In the developed world of the 21st century, it can be all too easy to forget how quickly the comforts and systems we’re used to can go out the window: All it takes is a bad storm or a major power outage. You may be well-versed in the 1,2,3's of wilderness survival, but the idea of having to apply some similar tools and techniques as an urban prepper may be a new one. In this article, we’ll explore the concept of urban survival and what it takes to be an urban prepper.
There are plenty of scenarios that might disrupt the normal and predictable routines of everyday city life. While our imaginations might gravitate toward visions of disease outbreaks and terrorist attacks—or the odd zombie apocalypse—extreme weather events are a more likely situation. Tornadoes, hurricanes, floods, severe thunderstorms, blizzards: The atmosphere can wreak real mayhem, and in the wake of one of its outbursts you may find yourself stranded in a devastated neighborhood, marooned by floodwaters, or simply contending with a widespread, long-lasting power outage or a contaminated public water supply. Similar calamities can also occur via earthquake, tsunami, wildfire, and any number of other natural disasters. Because many such natural disasters are difficult to predict, and because one kind or another can strike just about anywhere, preparing in advance is the first step in reducing your vulnerability. You might have only a few days’ advance warning about a hurricane making landfall, and if you wait until then to stockpile provisions you might be facing long lines at the grocery store and gas stations—not to mention picked-over shelves. In this hyper-connected day and age, abrupt emergencies might also arise from a cyberattack (or, less dramatically, a system malfunction) that disrupts, for instance, a region’s transportation or power grid.
A person might decide to become an urban prepper for any number of reasons, and there’s no question some have more dire outlooks than others. But being prepared for the unexpected—wherever you live—is sound, rational, and potentially lifesaving. Imagine an unforeseen catastrophe occurs: a tornado detours through your subdivision, an unexpected shift in winds means you need to quickly evacuate ahead of a blaze. In such situations, you may not have the time or the ability to assemble what you need to stay safe and comfortable for some unknown length of time—however long it takes for things to get back to "normal." And you shouldn’t assume rescue workers will quickly come knocking at your door (or tracking down your stranded vehicle): Depending on the circumstances, they may have their hands full, and transportation corridors may be blocked. Self-reliance and forethought are called for. If you’ve readied yourself for a disaster—even if, of course, you didn’t know what form it might take—you’ll hopefully have emergency supplies at hand and a preplanned emergency protocol to follow. You may never have to use the urban survival gear you acquire or the urban survival skills you cultivate—hopefully you won’t! But urban prepping gives you the peace-of-mind of knowing you’ve got a game plan—and some practical tools—if disasterdoes strike.
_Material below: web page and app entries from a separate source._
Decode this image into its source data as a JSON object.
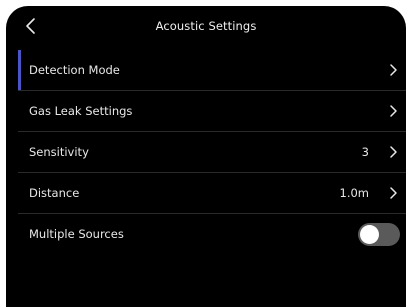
{
  "header": {
    "title": "Acoustic Settings",
    "back_icon": "chevron-left-icon"
  },
  "settings": {
    "items": [
      {
        "label": "Detection Mode",
        "value": "",
        "icon": "chevron-right-icon"
      },
      {
        "label": "Gas Leak Settings",
        "value": "",
        "icon": "chevron-right-icon"
      },
      {
        "label": "Sensitivity",
        "value": "3",
        "icon": "chevron-right-icon"
      },
      {
        "label": "Distance",
        "value": "1.0m",
        "icon": "chevron-right-icon"
      },
      {
        "label": "Multiple Sources",
        "toggle_on": false
      }
    ]
  },
  "colors": {
    "background": "#000000",
    "accent": "#4a55c7",
    "toggle_off": "#5a5a5a"
  }
}
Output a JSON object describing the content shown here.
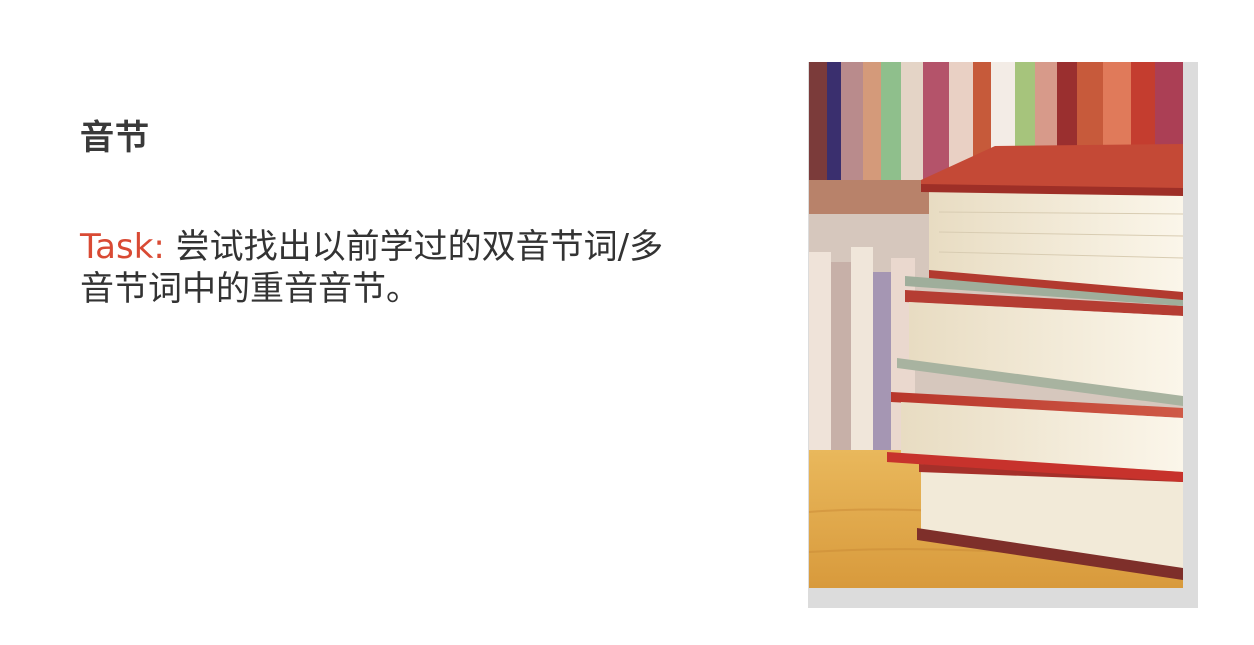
{
  "slide": {
    "title": "音节",
    "task_label": "Task:",
    "task_text": " 尝试找出以前学过的双音节词/多音节词中的重音音节。"
  },
  "colors": {
    "accent": "#d94a34",
    "text": "#333333"
  },
  "image": {
    "subject": "stack-of-books-photo"
  }
}
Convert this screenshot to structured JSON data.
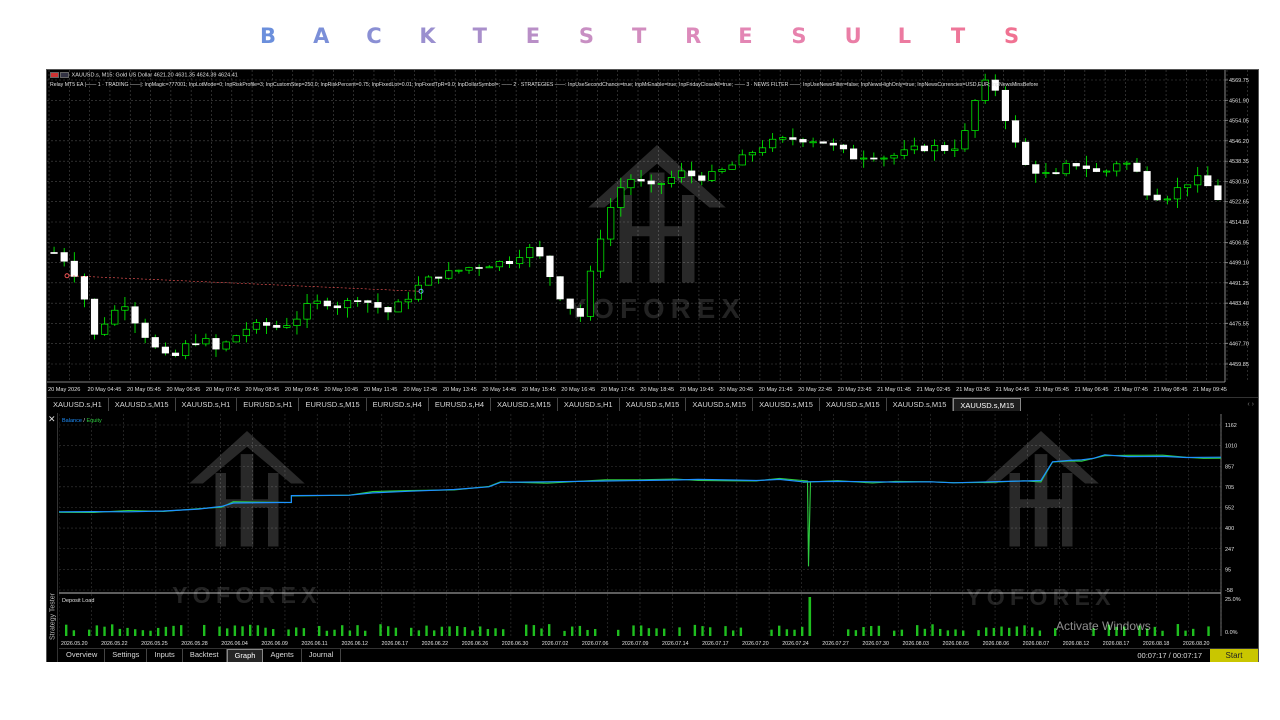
{
  "page_title_letters": [
    "B",
    "A",
    "C",
    "K",
    "T",
    "E",
    "S",
    "T",
    "R",
    "E",
    "S",
    "U",
    "L",
    "T",
    "S"
  ],
  "page_title_colors": [
    "#6b8fdc",
    "#7b8fd8",
    "#8a8fd4",
    "#9a8fcf",
    "#a98fcb",
    "#b98fc7",
    "#c88fc3",
    "#d28dbf",
    "#dc8abb",
    "#e386b4",
    "#e782ad",
    "#ea7ea6",
    "#ec7aa0",
    "#ee7699",
    "#f07292"
  ],
  "chart": {
    "symbol_line": "XAUUSD.s, M15:  Gold US Dollar  4621.20 4631.35 4624.39 4624.41",
    "ea_line": "Relay MT5 EA   |—— 1 · TRADING ——|: InpMagic=777001; InpLotMode=0; InpRiskProfile=3; InpCustomStep=250.0; InpRiskPercent=0.75; InpFixedLot=0.01; InpFixedTpR=9.0; InpDollarSymbol=; —— 2 · STRATEGIES ——: InpUseSecondChance=true; InpMrEnable=true; InpFridayCloseAll=true; —— 3 · NEWS FILTER ——: InpUseNewsFilter=false; InpNewsHighOnly=true; InpNewsCurrencies=USD,EUR; InpNewsMinsBefore",
    "price_labels": [
      "4569.75",
      "4561.90",
      "4554.05",
      "4546.20",
      "4538.35",
      "4530.50",
      "4522.65",
      "4514.80",
      "4506.95",
      "4499.10",
      "4491.25",
      "4483.40",
      "4475.55",
      "4467.70",
      "4459.85"
    ],
    "time_labels": [
      "20 May 2026",
      "20 May 04:45",
      "20 May 05:45",
      "20 May 06:45",
      "20 May 07:45",
      "20 May 08:45",
      "20 May 09:45",
      "20 May 10:45",
      "20 May 11:45",
      "20 May 12:45",
      "20 May 13:45",
      "20 May 14:45",
      "20 May 15:45",
      "20 May 16:45",
      "20 May 17:45",
      "20 May 18:45",
      "20 May 19:45",
      "20 May 20:45",
      "20 May 21:45",
      "20 May 22:45",
      "20 May 23:45",
      "21 May 01:45",
      "21 May 02:45",
      "21 May 03:45",
      "21 May 04:45",
      "21 May 05:45",
      "21 May 06:45",
      "21 May 07:45",
      "21 May 08:45",
      "21 May 09:45"
    ],
    "bull_color": "#00ff00",
    "bear_color": "#ffffff",
    "current_price": 4524.41
  },
  "symbol_tabs": [
    "XAUUSD.s,H1",
    "XAUUSD.s,M15",
    "XAUUSD.s,H1",
    "EURUSD.s,H1",
    "EURUSD.s,M15",
    "EURUSD.s,H4",
    "EURUSD.s,H4",
    "XAUUSD.s,M15",
    "XAUUSD.s,H1",
    "XAUUSD.s,M15",
    "XAUUSD.s,M15",
    "XAUUSD.s,M15",
    "XAUUSD.s,M15",
    "XAUUSD.s,M15",
    "XAUUSD.s,M15"
  ],
  "symbol_tabs_active": 14,
  "tester": {
    "side_title": "Strategy Tester",
    "legend_balance": "Balance",
    "legend_sep": " / ",
    "legend_equity": "Equity",
    "y_labels": [
      "1162",
      "1010",
      "857",
      "705",
      "552",
      "400",
      "247",
      "95",
      "-58"
    ],
    "deposit_label": "Deposit Load",
    "deposit_y_labels": [
      "25.0%",
      "0.0%"
    ],
    "date_labels": [
      "2026.05.20",
      "2026.05.22",
      "2026.05.25",
      "2026.05.28",
      "2026.06.04",
      "2026.06.09",
      "2026.06.11",
      "2026.06.12",
      "2026.06.17",
      "2026.06.22",
      "2026.06.26",
      "2026.06.30",
      "2026.07.02",
      "2026.07.06",
      "2026.07.09",
      "2026.07.14",
      "2026.07.17",
      "2026.07.20",
      "2026.07.24",
      "2026.07.27",
      "2026.07.30",
      "2026.08.03",
      "2026.08.05",
      "2026.08.06",
      "2026.08.07",
      "2026.08.12",
      "2026.08.17",
      "2026.08.18",
      "2026.08.20"
    ],
    "balance_color": "#1e90ff",
    "equity_color": "#2ecc40",
    "tabs": [
      "Overview",
      "Settings",
      "Inputs",
      "Backtest",
      "Graph",
      "Agents",
      "Journal"
    ],
    "active_tab": 4,
    "timer": "00:07:17 / 00:07:17",
    "start_label": "Start"
  },
  "watermark_text": "YOFOREX",
  "activate_text": "Activate Windows"
}
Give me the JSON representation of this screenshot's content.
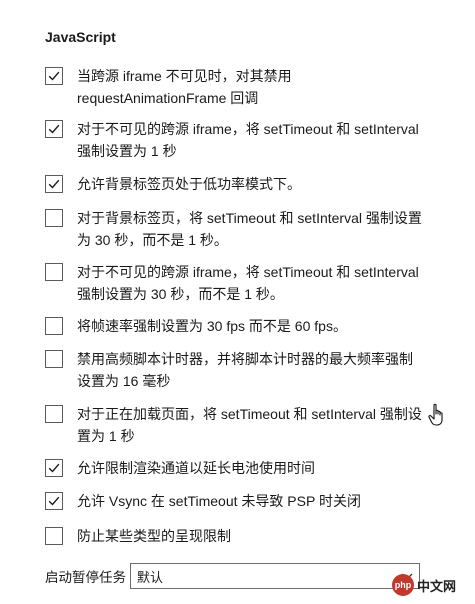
{
  "section_title": "JavaScript",
  "options": [
    {
      "checked": true,
      "label": "当跨源 iframe 不可见时，对其禁用\nrequestAnimationFrame 回调"
    },
    {
      "checked": true,
      "label": "对于不可见的跨源 iframe，将 setTimeout 和 setInterval\n强制设置为 1 秒"
    },
    {
      "checked": true,
      "label": "允许背景标签页处于低功率模式下。"
    },
    {
      "checked": false,
      "label": "对于背景标签页，将 setTimeout 和 setInterval 强制设置\n为 30 秒，而不是 1 秒。"
    },
    {
      "checked": false,
      "label": "对于不可见的跨源 iframe，将 setTimeout 和 setInterval\n强制设置为 30 秒，而不是 1 秒。"
    },
    {
      "checked": false,
      "label": "将帧速率强制设置为 30 fps 而不是 60 fps。"
    },
    {
      "checked": false,
      "label": "禁用高频脚本计时器，并将脚本计时器的最大频率强制\n设置为 16 毫秒"
    },
    {
      "checked": false,
      "label": "对于正在加载页面，将 setTimeout 和 setInterval 强制设\n置为 1 秒"
    },
    {
      "checked": true,
      "label": "允许限制渲染通道以延长电池使用时间"
    },
    {
      "checked": true,
      "label": "允许 Vsync 在 setTimeout 未导致 PSP 时关闭"
    },
    {
      "checked": false,
      "label": "防止某些类型的呈现限制"
    }
  ],
  "footer": {
    "label": "启动暂停任务",
    "select_value": "默认"
  },
  "watermark": {
    "logo_text": "php",
    "text": "中文网"
  },
  "colors": {
    "checkbox_border": "#5b5b5b",
    "check_mark": "#1a1a1a",
    "watermark_logo": "#c0392b"
  }
}
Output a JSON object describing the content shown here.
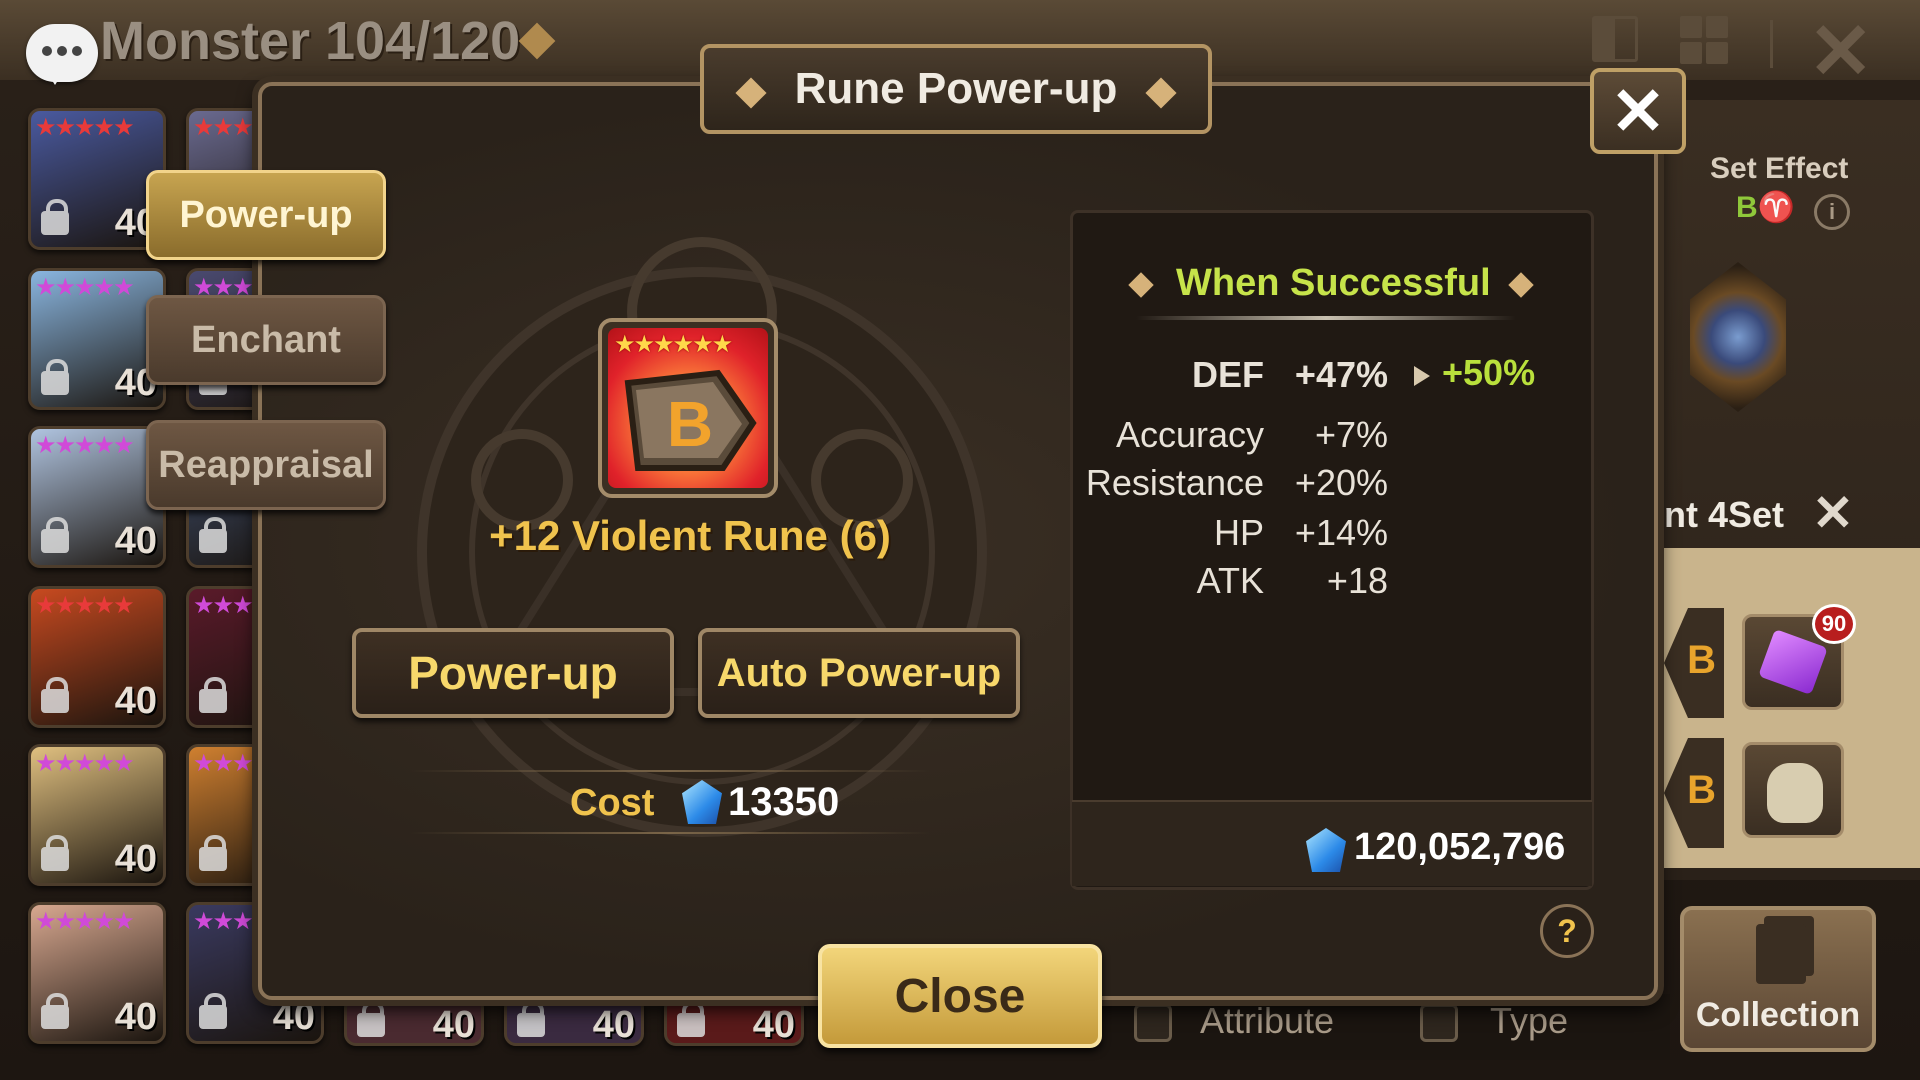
{
  "header": {
    "monster_count": "Monster 104/120"
  },
  "monsters": [
    {
      "stars": "★★★★★",
      "level": "40",
      "color": "#4a5aa0",
      "star_color": "#e83a3a"
    },
    {
      "stars": "★★★",
      "level": "",
      "color": "#6a6a90",
      "star_color": "#e83a3a"
    },
    {
      "stars": "★★★★★",
      "level": "40",
      "color": "#8ab6e0",
      "star_color": "#d04ad8"
    },
    {
      "stars": "★★★",
      "level": "",
      "color": "#4a4a70",
      "star_color": "#d04ad8"
    },
    {
      "stars": "★★★★★",
      "level": "40",
      "color": "#b0c4e0",
      "star_color": "#d04ad8"
    },
    {
      "stars": "★★★",
      "level": "",
      "color": "#405070",
      "star_color": "#d04ad8"
    },
    {
      "stars": "★★★★★",
      "level": "40",
      "color": "#c84a20",
      "star_color": "#e83a3a"
    },
    {
      "stars": "★★★",
      "level": "",
      "color": "#5a1a2a",
      "star_color": "#d04ad8"
    },
    {
      "stars": "★★★★★",
      "level": "40",
      "color": "#e0c080",
      "star_color": "#d04ad8"
    },
    {
      "stars": "★★★",
      "level": "",
      "color": "#d08030",
      "star_color": "#d04ad8"
    },
    {
      "stars": "★★★★★",
      "level": "40",
      "color": "#d8a890",
      "star_color": "#d04ad8"
    },
    {
      "stars": "★★★",
      "level": "40",
      "color": "#3a3a60",
      "star_color": "#d04ad8"
    }
  ],
  "bottom_row_levels": [
    "40",
    "40",
    "40"
  ],
  "tabs": {
    "powerup": "Power-up",
    "enchant": "Enchant",
    "reappraisal": "Reappraisal"
  },
  "dialog": {
    "title": "Rune Power-up",
    "close_symbol": "✕",
    "rune": {
      "stars": "★★★★★★",
      "glyph": "B",
      "name": "+12 Violent Rune (6)"
    },
    "buttons": {
      "powerup": "Power-up",
      "auto_powerup": "Auto Power-up"
    },
    "cost": {
      "label": "Cost",
      "value": "13350"
    }
  },
  "stats": {
    "title": "When Successful",
    "main": {
      "name": "DEF",
      "current": "+47%",
      "next": "+50%"
    },
    "subs": [
      {
        "name": "Accuracy",
        "value": "+7%"
      },
      {
        "name": "Resistance",
        "value": "+20%"
      },
      {
        "name": "HP",
        "value": "+14%"
      },
      {
        "name": "ATK",
        "value": "+18"
      }
    ],
    "balance": "120,052,796",
    "help": "?"
  },
  "close_button": "Close",
  "right_panel": {
    "set_effect": "Set Effect",
    "set_icons": "B♈",
    "info": "i",
    "set_label": "nt 4Set",
    "set_close": "✕",
    "rune_glyph": "B",
    "badge": "90",
    "collection": "Collection"
  },
  "filters": {
    "attribute": "Attribute",
    "type": "Type"
  },
  "colors": {
    "accent_gold": "#f0c34d",
    "success_green": "#c6e34a",
    "rune_red": "#e0222a"
  }
}
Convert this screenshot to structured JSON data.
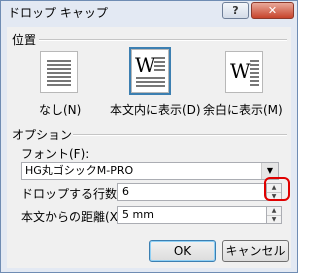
{
  "window": {
    "title": "ドロップ キャップ",
    "help_label": "?",
    "close_label": "✕"
  },
  "position": {
    "group_label": "位置",
    "options": [
      {
        "label": "なし(N)",
        "icon": "no-dropcap-icon"
      },
      {
        "label": "本文内に表示(D)",
        "icon": "dropped-icon",
        "letter": "W",
        "selected": true
      },
      {
        "label": "余白に表示(M)",
        "icon": "in-margin-icon",
        "letter": "W"
      }
    ]
  },
  "options_group": {
    "group_label": "オプション",
    "font_label": "フォント(F):",
    "font_value": "HG丸ゴシックM-PRO",
    "lines_label": "ドロップする行数(L):",
    "lines_value": "6",
    "distance_label": "本文からの距離(X):",
    "distance_value": "5 mm"
  },
  "buttons": {
    "ok": "OK",
    "cancel": "キャンセル"
  },
  "colors": {
    "highlight_ring": "#e00000",
    "selected_border": "#3c7fb1"
  }
}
A basic emergency kit, as theFederal Emergency Management Agency notes, should provide the supplies you need to get by for at least 72 hours, and ideally longer. We’re talking at least a three-day share of non-perishable food and water (a gallon per person per day), with larger reserves all the better.Here at Mountain House, we offer a selection of kits and buckets, including ourthree-,five-, and14-day “Just in Case” emergency food supplies ideal for an emergency kit. (Don’t forget: Our products have the industry's longest shelf life, which is backed by our 30 yearTaste Guarantee!) You’ll also want items such as a first-aid kit, a battery-operated or (better yet) hand-crank radio, multiple flashlights, backup batteries, a cell phone with a charging system (or two), a whistle, and materials such as plastic sheeting for making an emergency shelter. It’s also a good idea to include blankets and warm clothing, copies of critical documents, some cash money or traveler’s checks, and household chlorine bleach (which can be used to disinfect both wounds and water). If you use prescription medication or you wear glasses or contact lenses, keep backups of these in your emergency kit as well. And don’t forget Fido and Whiskers! If you have pets, they need their own emergency kits, too (including their own stockpiles of water).
It’s one thing to have assembled the urban survival equipment necessary for a comprehensive emergency kit. But that’s not all that urban survival demands: You also want to define a plan of action and make sure that everyone in your household’s familiar with it. This means mapping out an evacuation route in your house, ensuring everyone knows how (and when) to shut off utilities, and practicing putting these kinds of measures to use through emergency drills. Occasionally running the family through a simulated disaster response might seem like overkill, but if anactual disaster occurs, you'll be thankful for the game plan you established—and that were able to refine through trial-and-error—in calmer moments. The same idea applies to workplaces, schools, and anywhere else you or a family member spends a lot of time: Familiarize yourself with that location’s particular emergency-response protocol, and make sure everybody in the family has the contact info for every pertinent location.